Violence, socio-political instability and environmental crises that have affected the region in recent years will have caused one million Central Americans to have forcibly migrated by the end of 2020, according to the Office of the United Nations High Commissioner for Refugees (UNHCR).
“At the end of 2020, it is estimated that the number of people forced to flee from and in Central America will reach 1 million,” the entity of the organization, with regional headquarters in Washington, said in a statement.
According to the institution, among the displaced people are more than 800,000 who “have fled the violence and persecution” of gangs.
“To these are added more than 108,000 people who escaped the socio-political crisis in Nicaragua since 2018,” the UNHCR says.
Facing this crisis, Belize, Costa Rica, El Salvador, Guatemala, Honduras, Mexico and Panama on December 8 will issue a joint declaration to address the situation within the framework of the Comprehensive Regional Framework for the Protection and Solutions (MIRPS) .
The pro-tempore Presidency of the MIRPS, sponsored by the UN, is currently held by El Salvador and will be assumed by Guatemala in 2021.
“The situations of violence facing the region have been exacerbated by the COVID-19 pandemic,” the statement added.
Apart from the socio-economic effects, “the pandemic has impacted the progress made” in protection and solutions to forced displacement in the region.
“In addition, climatic emergencies, such as hurricanes and tropical storms, have affected millions of people in Central America and Mexico, thousands of whom have had to be evacuated from their homes,” the UNHCR says.
Hundreds or thousands of people have been displaced within their country due to environmental disasters.

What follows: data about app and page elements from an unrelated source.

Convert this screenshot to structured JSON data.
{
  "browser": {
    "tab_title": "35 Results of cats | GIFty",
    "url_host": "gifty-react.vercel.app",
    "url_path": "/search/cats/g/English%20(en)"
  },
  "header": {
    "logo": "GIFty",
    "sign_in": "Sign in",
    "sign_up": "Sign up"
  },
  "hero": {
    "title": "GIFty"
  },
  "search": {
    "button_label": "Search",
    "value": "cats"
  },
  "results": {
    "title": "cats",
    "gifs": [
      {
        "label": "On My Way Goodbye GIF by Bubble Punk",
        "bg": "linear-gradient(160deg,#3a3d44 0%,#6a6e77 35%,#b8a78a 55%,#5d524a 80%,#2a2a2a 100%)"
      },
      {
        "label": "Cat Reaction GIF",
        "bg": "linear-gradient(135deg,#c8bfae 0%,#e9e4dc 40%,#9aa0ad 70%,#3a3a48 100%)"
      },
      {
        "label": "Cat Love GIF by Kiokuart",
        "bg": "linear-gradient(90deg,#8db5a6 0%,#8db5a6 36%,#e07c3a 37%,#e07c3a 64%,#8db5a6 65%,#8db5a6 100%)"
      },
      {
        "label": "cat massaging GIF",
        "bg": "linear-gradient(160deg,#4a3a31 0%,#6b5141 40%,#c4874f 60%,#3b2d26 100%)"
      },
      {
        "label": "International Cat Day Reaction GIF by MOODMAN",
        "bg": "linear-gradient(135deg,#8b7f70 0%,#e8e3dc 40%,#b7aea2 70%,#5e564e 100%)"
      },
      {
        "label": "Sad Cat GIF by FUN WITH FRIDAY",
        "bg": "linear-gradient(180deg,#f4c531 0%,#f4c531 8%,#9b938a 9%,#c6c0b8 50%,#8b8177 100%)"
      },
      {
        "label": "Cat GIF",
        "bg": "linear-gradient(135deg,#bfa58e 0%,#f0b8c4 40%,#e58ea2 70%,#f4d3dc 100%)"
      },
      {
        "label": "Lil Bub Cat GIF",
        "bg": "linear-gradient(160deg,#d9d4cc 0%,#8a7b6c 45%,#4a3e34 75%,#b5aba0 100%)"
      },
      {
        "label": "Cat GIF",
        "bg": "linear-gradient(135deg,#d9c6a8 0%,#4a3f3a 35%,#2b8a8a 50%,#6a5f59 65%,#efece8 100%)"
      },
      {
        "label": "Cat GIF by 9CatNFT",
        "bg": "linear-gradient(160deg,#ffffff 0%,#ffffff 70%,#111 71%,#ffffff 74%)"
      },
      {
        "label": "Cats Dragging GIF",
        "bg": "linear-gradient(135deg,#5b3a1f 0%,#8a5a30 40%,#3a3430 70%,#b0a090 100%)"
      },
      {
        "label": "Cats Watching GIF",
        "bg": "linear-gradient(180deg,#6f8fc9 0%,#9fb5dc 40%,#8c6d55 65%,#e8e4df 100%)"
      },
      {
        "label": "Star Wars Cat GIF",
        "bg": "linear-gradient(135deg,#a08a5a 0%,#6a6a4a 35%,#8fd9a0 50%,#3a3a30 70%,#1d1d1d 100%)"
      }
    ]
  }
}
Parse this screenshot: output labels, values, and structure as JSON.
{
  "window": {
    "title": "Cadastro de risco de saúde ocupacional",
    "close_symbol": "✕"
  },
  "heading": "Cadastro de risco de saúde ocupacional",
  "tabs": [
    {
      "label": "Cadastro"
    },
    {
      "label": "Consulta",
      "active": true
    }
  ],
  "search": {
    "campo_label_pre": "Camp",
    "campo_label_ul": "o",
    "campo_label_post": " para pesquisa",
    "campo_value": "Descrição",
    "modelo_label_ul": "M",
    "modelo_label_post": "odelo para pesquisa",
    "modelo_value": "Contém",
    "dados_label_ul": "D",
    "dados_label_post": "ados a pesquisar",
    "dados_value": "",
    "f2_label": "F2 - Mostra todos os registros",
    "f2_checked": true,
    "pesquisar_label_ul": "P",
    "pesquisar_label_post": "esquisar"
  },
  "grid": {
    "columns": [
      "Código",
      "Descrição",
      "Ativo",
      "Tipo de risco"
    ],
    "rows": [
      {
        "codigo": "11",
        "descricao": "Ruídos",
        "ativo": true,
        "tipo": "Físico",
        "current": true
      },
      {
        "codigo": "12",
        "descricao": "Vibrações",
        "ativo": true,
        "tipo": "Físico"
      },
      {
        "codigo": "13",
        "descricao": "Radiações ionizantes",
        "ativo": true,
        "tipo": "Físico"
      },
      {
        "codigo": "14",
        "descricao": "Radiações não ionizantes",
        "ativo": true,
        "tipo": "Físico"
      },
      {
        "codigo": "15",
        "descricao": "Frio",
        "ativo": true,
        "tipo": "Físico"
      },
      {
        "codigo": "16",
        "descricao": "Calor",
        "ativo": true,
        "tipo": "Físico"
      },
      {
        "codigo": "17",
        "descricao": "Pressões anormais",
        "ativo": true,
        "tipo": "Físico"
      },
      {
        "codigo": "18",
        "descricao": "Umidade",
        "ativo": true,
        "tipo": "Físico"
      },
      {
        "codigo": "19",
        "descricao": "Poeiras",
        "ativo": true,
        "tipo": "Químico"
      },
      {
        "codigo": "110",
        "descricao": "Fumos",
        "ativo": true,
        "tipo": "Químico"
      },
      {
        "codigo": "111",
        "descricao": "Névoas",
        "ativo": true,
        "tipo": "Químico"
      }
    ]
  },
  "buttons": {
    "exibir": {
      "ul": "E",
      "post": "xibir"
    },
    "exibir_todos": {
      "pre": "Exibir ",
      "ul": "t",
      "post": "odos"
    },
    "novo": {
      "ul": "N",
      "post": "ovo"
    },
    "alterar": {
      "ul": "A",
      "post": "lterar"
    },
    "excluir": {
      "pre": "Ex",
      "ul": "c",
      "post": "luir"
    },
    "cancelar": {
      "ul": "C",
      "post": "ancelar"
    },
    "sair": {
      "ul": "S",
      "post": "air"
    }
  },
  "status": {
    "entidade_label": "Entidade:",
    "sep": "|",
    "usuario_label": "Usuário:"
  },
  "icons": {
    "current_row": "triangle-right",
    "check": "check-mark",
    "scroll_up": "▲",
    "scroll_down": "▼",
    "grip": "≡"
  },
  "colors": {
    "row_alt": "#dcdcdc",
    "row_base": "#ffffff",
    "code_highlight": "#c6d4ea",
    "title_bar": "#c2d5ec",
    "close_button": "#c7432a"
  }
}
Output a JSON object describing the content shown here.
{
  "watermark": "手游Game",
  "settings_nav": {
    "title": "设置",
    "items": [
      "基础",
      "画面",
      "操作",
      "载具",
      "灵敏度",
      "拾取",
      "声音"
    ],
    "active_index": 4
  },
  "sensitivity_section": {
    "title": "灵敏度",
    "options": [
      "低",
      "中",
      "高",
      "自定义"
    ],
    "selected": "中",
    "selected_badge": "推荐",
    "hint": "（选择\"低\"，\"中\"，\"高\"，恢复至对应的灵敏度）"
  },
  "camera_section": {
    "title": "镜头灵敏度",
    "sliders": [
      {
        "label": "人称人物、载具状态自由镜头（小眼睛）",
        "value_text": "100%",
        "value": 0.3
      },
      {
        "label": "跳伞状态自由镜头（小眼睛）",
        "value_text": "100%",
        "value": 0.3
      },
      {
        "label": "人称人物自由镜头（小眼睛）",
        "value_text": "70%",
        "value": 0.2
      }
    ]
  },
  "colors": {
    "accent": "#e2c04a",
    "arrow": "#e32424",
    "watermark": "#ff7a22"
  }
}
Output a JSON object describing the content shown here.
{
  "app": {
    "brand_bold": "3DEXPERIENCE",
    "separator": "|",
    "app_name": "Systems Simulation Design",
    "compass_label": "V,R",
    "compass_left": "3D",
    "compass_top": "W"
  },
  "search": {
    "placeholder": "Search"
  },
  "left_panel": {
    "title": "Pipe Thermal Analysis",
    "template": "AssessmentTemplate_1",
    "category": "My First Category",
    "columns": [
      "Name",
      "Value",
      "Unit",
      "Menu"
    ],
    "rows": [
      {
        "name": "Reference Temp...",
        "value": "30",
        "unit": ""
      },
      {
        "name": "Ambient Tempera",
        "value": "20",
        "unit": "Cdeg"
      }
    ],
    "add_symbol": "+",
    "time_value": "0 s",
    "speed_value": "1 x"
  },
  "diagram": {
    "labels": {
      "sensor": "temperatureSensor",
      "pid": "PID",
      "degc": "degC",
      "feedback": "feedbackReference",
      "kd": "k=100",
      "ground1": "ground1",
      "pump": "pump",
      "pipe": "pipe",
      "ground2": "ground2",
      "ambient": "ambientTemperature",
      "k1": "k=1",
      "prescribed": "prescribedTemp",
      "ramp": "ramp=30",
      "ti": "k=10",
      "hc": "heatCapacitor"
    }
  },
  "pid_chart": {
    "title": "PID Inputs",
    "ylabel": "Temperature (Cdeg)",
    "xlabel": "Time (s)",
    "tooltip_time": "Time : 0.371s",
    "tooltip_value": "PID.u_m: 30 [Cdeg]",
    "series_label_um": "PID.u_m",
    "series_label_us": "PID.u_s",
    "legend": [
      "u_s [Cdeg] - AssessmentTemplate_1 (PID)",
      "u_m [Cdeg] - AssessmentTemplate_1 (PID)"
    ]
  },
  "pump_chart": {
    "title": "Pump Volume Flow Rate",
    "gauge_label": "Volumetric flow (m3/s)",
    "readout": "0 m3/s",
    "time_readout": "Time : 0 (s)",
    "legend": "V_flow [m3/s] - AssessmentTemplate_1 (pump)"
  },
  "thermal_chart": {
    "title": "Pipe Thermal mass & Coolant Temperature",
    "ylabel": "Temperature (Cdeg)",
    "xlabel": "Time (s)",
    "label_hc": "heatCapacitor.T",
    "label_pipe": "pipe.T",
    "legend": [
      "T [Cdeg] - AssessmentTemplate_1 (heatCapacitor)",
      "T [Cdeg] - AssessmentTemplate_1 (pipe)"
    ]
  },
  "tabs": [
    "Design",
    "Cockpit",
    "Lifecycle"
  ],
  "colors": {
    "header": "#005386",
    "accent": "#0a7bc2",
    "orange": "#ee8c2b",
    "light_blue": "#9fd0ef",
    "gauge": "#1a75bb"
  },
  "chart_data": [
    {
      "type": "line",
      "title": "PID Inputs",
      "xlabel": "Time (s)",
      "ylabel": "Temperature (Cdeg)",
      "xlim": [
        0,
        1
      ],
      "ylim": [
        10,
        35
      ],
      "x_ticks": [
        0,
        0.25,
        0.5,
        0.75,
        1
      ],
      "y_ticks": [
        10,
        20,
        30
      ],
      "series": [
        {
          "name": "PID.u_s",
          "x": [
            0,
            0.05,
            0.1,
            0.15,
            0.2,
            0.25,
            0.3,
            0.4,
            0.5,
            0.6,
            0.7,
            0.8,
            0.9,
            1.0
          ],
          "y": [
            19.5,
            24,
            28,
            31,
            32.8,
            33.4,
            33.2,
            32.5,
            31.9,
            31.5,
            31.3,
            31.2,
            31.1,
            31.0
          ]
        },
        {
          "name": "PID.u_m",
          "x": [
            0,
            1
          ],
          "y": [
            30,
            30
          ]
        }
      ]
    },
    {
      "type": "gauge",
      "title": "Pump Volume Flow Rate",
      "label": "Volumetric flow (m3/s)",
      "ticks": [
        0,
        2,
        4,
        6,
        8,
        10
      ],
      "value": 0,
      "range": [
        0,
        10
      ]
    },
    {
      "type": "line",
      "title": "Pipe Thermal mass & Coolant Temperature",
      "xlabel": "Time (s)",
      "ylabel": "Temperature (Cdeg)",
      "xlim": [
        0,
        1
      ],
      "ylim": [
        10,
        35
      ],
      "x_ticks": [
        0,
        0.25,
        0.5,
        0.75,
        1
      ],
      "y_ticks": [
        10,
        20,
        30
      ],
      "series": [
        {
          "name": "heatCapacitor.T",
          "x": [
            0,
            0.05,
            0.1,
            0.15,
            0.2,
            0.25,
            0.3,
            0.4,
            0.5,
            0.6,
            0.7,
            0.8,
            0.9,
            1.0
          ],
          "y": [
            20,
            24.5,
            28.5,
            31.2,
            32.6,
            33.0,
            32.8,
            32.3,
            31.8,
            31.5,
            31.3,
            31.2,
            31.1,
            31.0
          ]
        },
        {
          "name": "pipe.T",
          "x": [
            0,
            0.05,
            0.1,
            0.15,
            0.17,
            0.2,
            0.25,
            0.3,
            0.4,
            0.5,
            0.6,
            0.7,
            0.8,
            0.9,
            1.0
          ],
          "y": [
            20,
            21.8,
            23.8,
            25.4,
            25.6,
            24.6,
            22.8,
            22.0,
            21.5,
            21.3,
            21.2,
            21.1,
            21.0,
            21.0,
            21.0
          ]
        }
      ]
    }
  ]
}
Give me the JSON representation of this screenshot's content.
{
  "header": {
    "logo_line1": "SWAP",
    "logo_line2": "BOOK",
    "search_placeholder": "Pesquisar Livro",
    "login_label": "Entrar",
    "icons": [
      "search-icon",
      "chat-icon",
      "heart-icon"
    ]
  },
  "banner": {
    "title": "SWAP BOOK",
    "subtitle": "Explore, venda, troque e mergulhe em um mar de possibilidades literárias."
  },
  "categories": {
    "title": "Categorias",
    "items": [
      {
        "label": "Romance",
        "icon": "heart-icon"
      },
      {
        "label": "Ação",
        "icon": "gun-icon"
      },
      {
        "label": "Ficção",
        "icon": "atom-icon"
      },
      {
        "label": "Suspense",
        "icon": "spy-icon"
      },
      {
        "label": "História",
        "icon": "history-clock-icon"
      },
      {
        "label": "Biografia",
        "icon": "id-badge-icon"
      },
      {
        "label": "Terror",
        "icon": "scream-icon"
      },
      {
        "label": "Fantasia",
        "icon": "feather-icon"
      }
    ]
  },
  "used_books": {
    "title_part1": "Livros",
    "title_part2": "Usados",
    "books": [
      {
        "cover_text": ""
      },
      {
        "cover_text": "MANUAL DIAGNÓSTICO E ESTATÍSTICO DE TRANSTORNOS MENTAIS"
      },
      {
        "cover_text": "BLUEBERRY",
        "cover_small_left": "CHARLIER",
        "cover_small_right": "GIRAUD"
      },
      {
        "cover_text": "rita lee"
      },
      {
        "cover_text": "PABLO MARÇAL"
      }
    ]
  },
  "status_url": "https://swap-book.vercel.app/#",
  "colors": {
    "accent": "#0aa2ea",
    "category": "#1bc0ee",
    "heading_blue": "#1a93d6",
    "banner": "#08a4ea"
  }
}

A pair of major hurricanes, Eta and Iota, struck northern Nicaragua in early and mid-November. While they lost strength on landfall, the intense rains they caused left a trail of death and destruction in Central American countries.